Modern hi-tech cars risk being hacked and turned into remotely controlled ‘bombs on wheels’ unless more is done to vet garage mechanics who service them, motor industry chiefs warned.
Failure to have properly qualified and regulated technicians creates security flaws that leave connected vehicles vulnerable to cyber-terrorists and criminals with evil intent, according to the respected Institute of the Motor Industry.
The warning echoes scenes in the latest blockbuster Fast and the Furious film and the risk will intensify with the move towards greater self-driving autonomous technology in vehicles, said the professional body.
Modern cars already feature self-braking, self-parking and self-steering lane-control functions and technology is moving rapidly towards more features.
The weakest link compromising in-car security is un-vetted garage staff with access to a car’s on-board computer system, the industry’s professional body concluded.

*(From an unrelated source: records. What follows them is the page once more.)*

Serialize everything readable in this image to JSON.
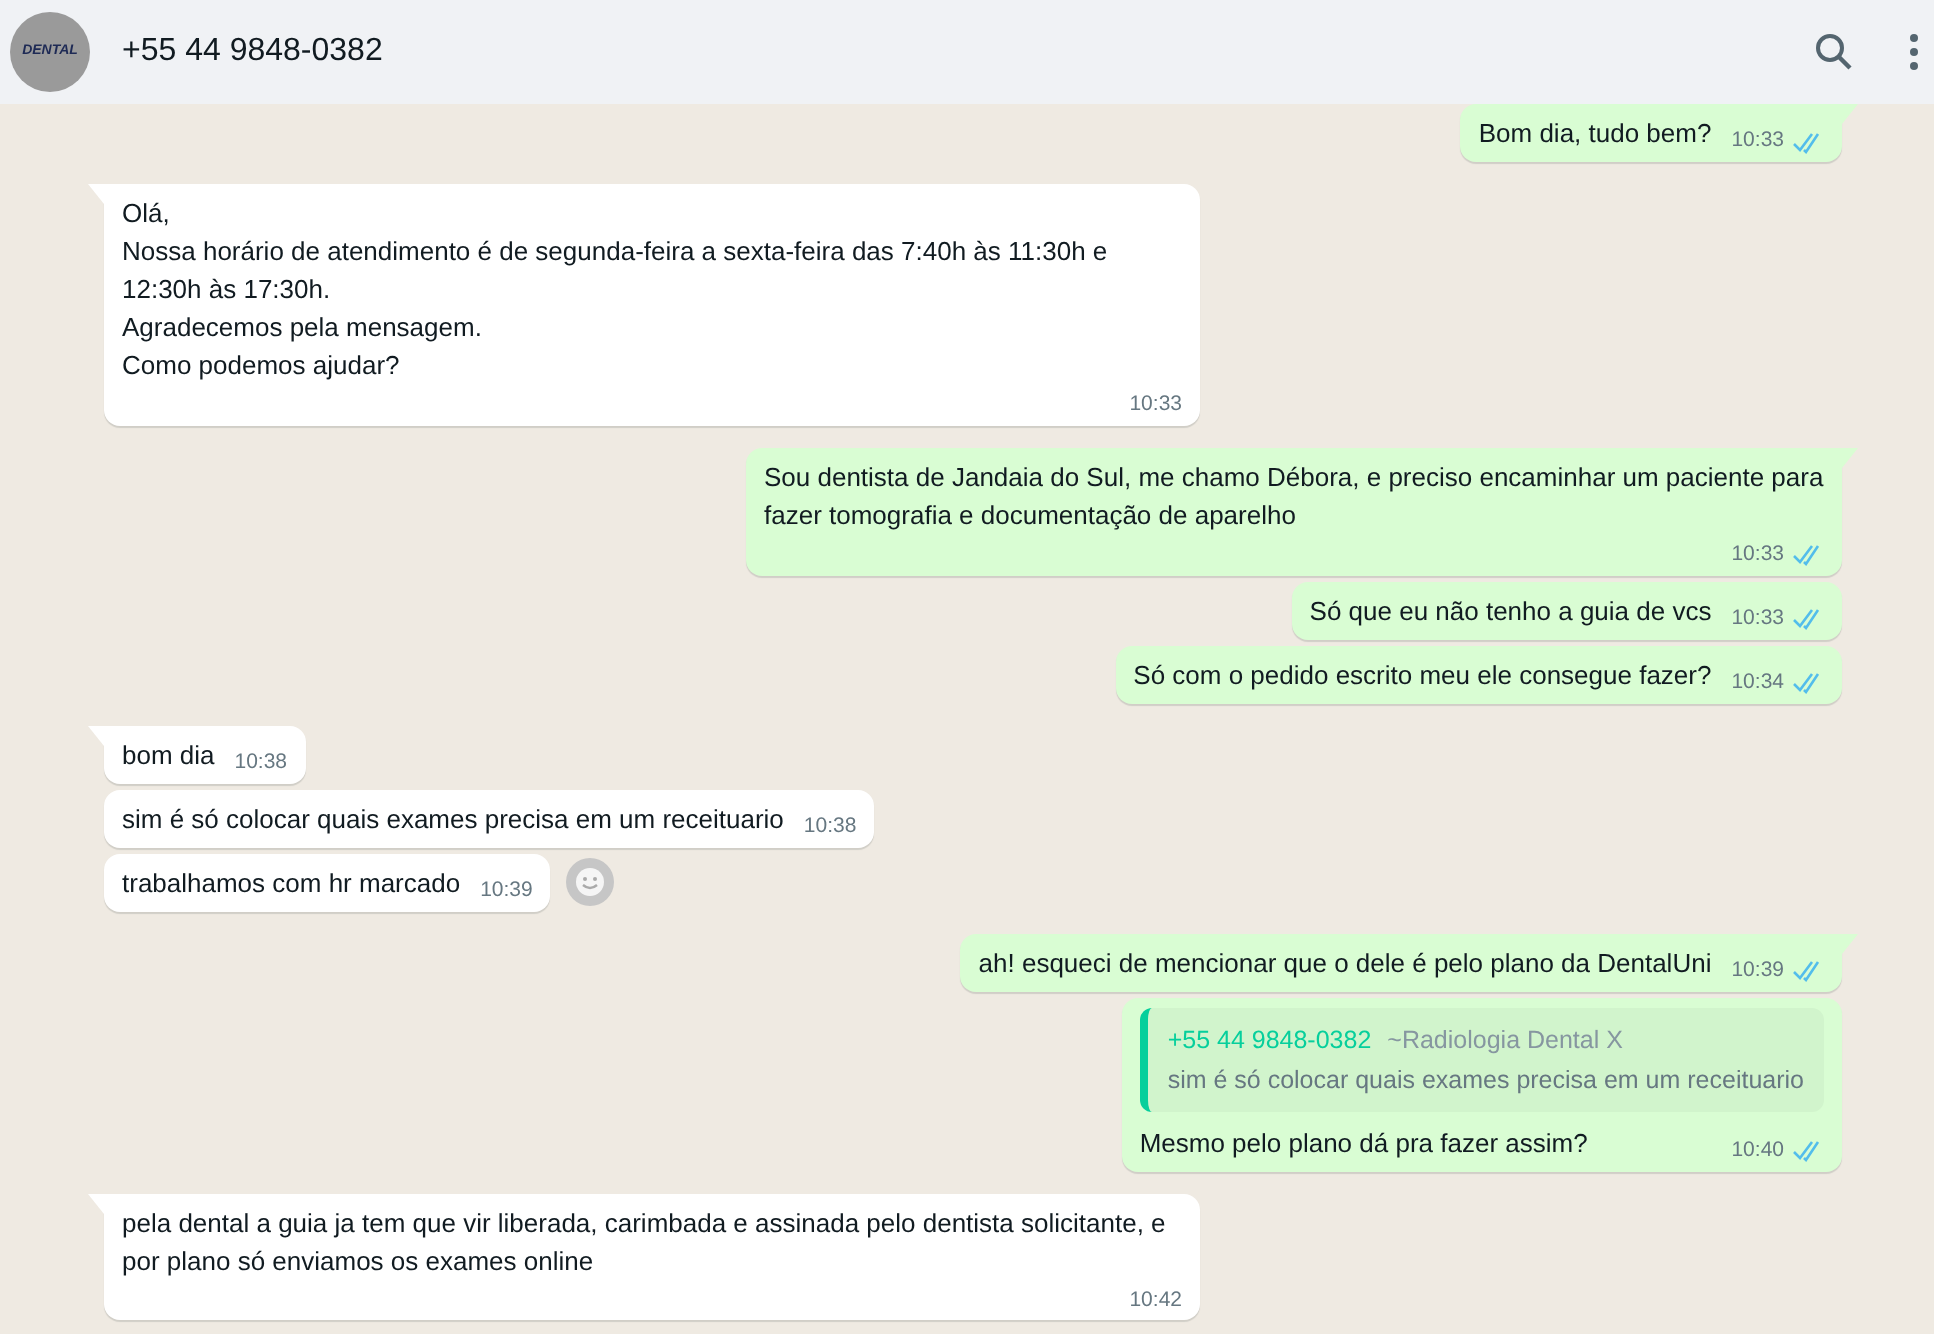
{
  "header": {
    "contact": "+55 44 9848-0382",
    "avatar_text": "DENTAL"
  },
  "messages": [
    {
      "kind": "outgoing",
      "tail": true,
      "text": "Bom dia, tudo bem?",
      "time": "10:33",
      "read": true
    },
    {
      "kind": "incoming",
      "tail": true,
      "text": "Olá,\nNossa horário de atendimento é de segunda-feira a sexta-feira das 7:40h às 11:30h e 12:30h às 17:30h.\nAgradecemos pela mensagem.\nComo podemos ajudar?",
      "time": "10:33"
    },
    {
      "kind": "outgoing",
      "tail": true,
      "text": "Sou dentista de Jandaia do Sul, me chamo Débora, e preciso encaminhar um paciente para fazer tomografia e documentação de aparelho",
      "time": "10:33",
      "read": true
    },
    {
      "kind": "outgoing",
      "tail": false,
      "text": "Só que eu não tenho a guia de vcs",
      "time": "10:33",
      "read": true
    },
    {
      "kind": "outgoing",
      "tail": false,
      "text": "Só com o pedido escrito meu ele consegue fazer?",
      "time": "10:34",
      "read": true
    },
    {
      "kind": "incoming",
      "tail": true,
      "text": "bom dia",
      "time": "10:38"
    },
    {
      "kind": "incoming",
      "tail": false,
      "text": "sim é só colocar quais exames precisa em um receituario",
      "time": "10:38"
    },
    {
      "kind": "incoming",
      "tail": false,
      "text": "trabalhamos com hr marcado",
      "time": "10:39",
      "react_button": true
    },
    {
      "kind": "outgoing",
      "tail": true,
      "text": "ah! esqueci de mencionar que o dele é pelo plano da DentalUni",
      "time": "10:39",
      "read": true
    },
    {
      "kind": "outgoing",
      "tail": false,
      "quote": {
        "author": "+55 44 9848-0382",
        "note": "~Radiologia Dental X",
        "text": "sim é só colocar quais exames precisa em um receituario"
      },
      "text": "Mesmo pelo plano dá pra fazer assim?",
      "time": "10:40",
      "read": true
    },
    {
      "kind": "incoming",
      "tail": true,
      "text": "pela dental a guia ja tem que vir liberada, carimbada e assinada pelo dentista solicitante, e por plano só enviamos os exames online",
      "time": "10:42"
    }
  ]
}
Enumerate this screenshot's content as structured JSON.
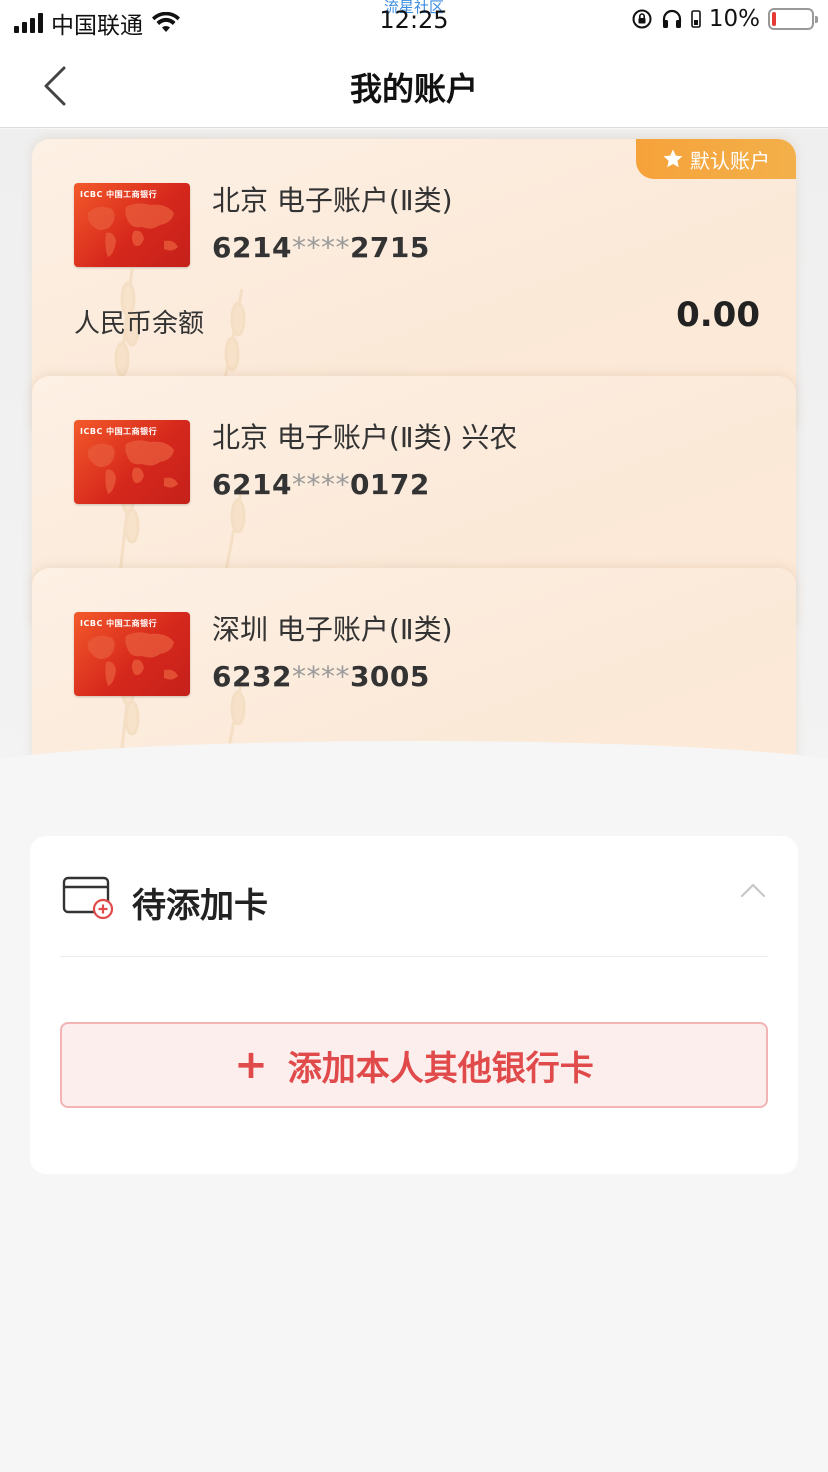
{
  "status_bar": {
    "carrier": "中国联通",
    "watermark": "流星社区",
    "time": "12:25",
    "battery": "10%"
  },
  "nav": {
    "title": "我的账户"
  },
  "accounts": [
    {
      "name": "北京 电子账户(Ⅱ类)",
      "num_prefix": "6214",
      "num_mask": "****",
      "num_suffix": "2715",
      "balance_label": "人民币余额",
      "balance": "0.00",
      "badge": "默认账户",
      "bank_label": "ICBC 中国工商银行"
    },
    {
      "name": "北京 电子账户(Ⅱ类) 兴农",
      "num_prefix": "6214",
      "num_mask": "****",
      "num_suffix": "0172",
      "bank_label": "ICBC 中国工商银行"
    },
    {
      "name": "深圳 电子账户(Ⅱ类)",
      "num_prefix": "6232",
      "num_mask": "****",
      "num_suffix": "3005",
      "bank_label": "ICBC 中国工商银行"
    }
  ],
  "pending": {
    "title": "待添加卡",
    "add_button_label": "添加本人其他银行卡",
    "add_button_plus": "+"
  },
  "colors": {
    "accent_red": "#e04a4a",
    "badge_orange": "#f6a23a",
    "card_bg": "#fbe9d8"
  }
}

The scenario has chilling echoes of the new The Fate of the Furious movie (the eighth in the Fast and the Furious franchise) starring Charlize Theron as cyber-terrorist Cipher who hacks dozens of self-driving cars to crash them in scenes of havoc in New York.
A spokesman for the IMI said: ‘It’s a serious situation. Cars could be turned into bombs on wheels that are remotely controlled by terrorists. You don’t have to have a terrorist on board. It’s risk free to them. This our main concern.’
In 2015 a pair of cyber-security experts remotely hacked into a 2014 Jeep Cherokee.
Infiltrating the car via the entertainment system, they were able to disable some of the 4X4’s engine functions and interior controls such as air conditioning, locks and radio. It led parent company Fiat Chrysler Automobiles to recall 1.4million vehicles.
IMI chief executive Steve Nash said: ‘Computer diagnostics are becoming commonplace in the motor industry today but the bulk of the work in servicing is still of a mechanical nature.
‘The technological revolution in the automotive sector is shifting and broadening the skills needed by a maintenance technician to that of a systems analyst.’
He warned: ‘Car technology will continue to develop which means it’s more important than ever that vehicle technicians have not only the mechanical skills but the ICT skills to be able to service and maintain these vehicles in the safest possible way with an acute awareness of their legal and ethical responsibilities when accessing vehicle data.’